The scientists are hoping to raise $150 million to fund an initial five-year stage of what they describe as the biodiversity equivalent of launching a rocket to the moon.
DNA barcoding, a technique for characterising a species using only a short DNA sequence, has wide-ranging implications for health and environment.
It could help remove illegal fish and timber supplies from global markets, get rid of pests such as mosquitoes and even reduce the numbers of collisions between birds and planes.
Paul Hebert, head of the Canadian Centre for DNA Barcoding, is spearheading the plan. “We're now trying to launch in Canada the International Barcode of Life Project, which has a five-year life span,” Hebert said at a three-day seminar on DNA in Taipei.
“We hope to put $150 million into this through a 25 Nation Alliance.”
“The idea is collectively we would gather five million specimens and 5,00,000 species within that five-year period,” Hebert added, saying the entire project could take 15 years.
The seminar in Taipei has brought together 350 scientists from 45 countries to debate the “barcoding of life” concept.
Scientists estimate that while nearly 1.8 million species have already been identified, there may be another 10 million that are not known.

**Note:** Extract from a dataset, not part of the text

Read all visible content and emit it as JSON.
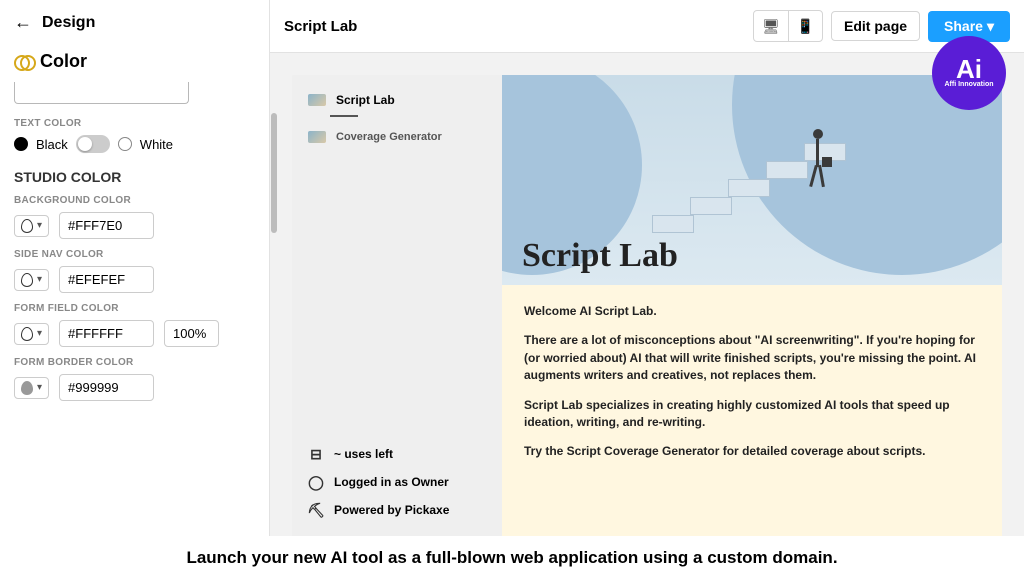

But DNA barcoding technology has progressed so rapidly that scientists predict science fiction-style powers to recognise previously unfamiliar creatures could become reality in a decade.
“Like in the film of Star Trek, anything scanned by such devices could display its image, name and function,” said Allen Chen from Taiwan's Academia Sinica.
“This could be done 10 years from now after a global barcoding data bank is set up,” said Chen, an expert in corals.
Scientists are already working on hand-held barcoders that would enable users to access a barcode data bank using a global positioning system, said Taiwan's Shao Kwang tsao, one of the conference chairs.
Hebert said the alliance would invest heavily in the development of such technology.
This week's conference is being held by the Washington based Consortium for the Barcode of Life, which was set up in 2003 in response to Hebert's initiative and now includes some 160 organisations.
Among them is Taiwan's top academic body, Academia Sinica, one of three chief organisers of the conference.
At its first conference in London in 2005, the consortium's data banks collected some 33,000 DNA references belonging to some 12,700 species.
Today it counts more than 2,90,000 DNA samples from some 31,000 species, including about 20 per cent of the world's estimated 10,000 bird species and 10 per cent of the 35,000 estimated marine and freshwater fish species.
The “barcoding of life” projects have drawn increasing attention, particularly from the US, Canada and Europe, as scientists explore the technique's applications, which range from food safety and consumer protection to the identification of herbal plants.
One British scientist is working on a project to barcode 2,800 species of mosquito or 80 per cent of those known to the world, within two years.
The project is aimed at reducing the scourge of malaria, which infects some 500 million people a year and is spread by some mosquitoes.